Exercise brief:
Going line by line through the entries below, count those that contain "icon". Give the number by itself.

Provided data:

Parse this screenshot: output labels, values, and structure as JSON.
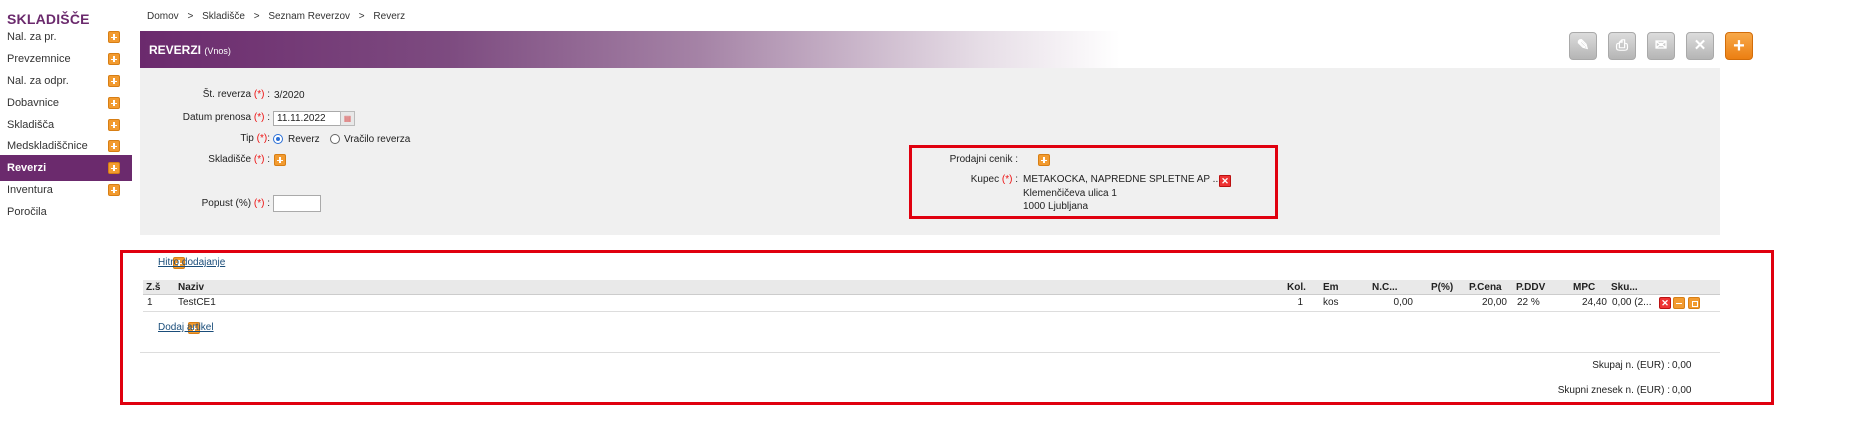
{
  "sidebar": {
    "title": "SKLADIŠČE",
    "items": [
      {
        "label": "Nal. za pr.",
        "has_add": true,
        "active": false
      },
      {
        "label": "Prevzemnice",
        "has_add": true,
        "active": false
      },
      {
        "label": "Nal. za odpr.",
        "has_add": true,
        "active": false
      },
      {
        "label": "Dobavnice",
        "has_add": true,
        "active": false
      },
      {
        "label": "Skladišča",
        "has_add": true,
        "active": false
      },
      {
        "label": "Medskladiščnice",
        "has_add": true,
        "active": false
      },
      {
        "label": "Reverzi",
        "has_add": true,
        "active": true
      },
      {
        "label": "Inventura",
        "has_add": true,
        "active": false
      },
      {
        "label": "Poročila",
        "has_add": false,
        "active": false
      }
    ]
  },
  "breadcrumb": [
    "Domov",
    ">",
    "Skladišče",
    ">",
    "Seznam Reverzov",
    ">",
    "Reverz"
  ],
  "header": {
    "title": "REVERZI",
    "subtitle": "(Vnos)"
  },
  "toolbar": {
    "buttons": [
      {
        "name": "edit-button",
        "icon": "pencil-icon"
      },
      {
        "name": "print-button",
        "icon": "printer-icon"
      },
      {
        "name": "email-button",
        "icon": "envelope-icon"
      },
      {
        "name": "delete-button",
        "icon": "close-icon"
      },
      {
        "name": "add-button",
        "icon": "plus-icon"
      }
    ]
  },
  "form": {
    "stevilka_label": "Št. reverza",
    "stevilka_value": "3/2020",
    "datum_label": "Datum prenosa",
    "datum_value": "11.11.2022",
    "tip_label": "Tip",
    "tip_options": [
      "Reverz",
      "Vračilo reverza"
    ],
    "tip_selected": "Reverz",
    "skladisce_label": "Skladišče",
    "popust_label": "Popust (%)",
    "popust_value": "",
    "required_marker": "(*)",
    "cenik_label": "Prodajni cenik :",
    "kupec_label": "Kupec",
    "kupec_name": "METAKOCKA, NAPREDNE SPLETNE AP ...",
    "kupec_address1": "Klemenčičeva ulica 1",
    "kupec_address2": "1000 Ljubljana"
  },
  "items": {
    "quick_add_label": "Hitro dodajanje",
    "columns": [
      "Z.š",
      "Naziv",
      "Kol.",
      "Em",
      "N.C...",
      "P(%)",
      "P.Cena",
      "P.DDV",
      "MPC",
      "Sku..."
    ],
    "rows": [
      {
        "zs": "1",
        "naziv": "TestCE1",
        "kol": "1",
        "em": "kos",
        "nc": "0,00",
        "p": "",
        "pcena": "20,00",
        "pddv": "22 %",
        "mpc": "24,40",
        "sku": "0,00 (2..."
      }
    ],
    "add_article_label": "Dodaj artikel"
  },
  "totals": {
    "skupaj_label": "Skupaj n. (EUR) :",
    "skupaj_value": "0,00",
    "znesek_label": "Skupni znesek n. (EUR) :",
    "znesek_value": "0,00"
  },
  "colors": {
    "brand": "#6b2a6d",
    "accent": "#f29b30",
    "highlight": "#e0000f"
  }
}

Result below:
5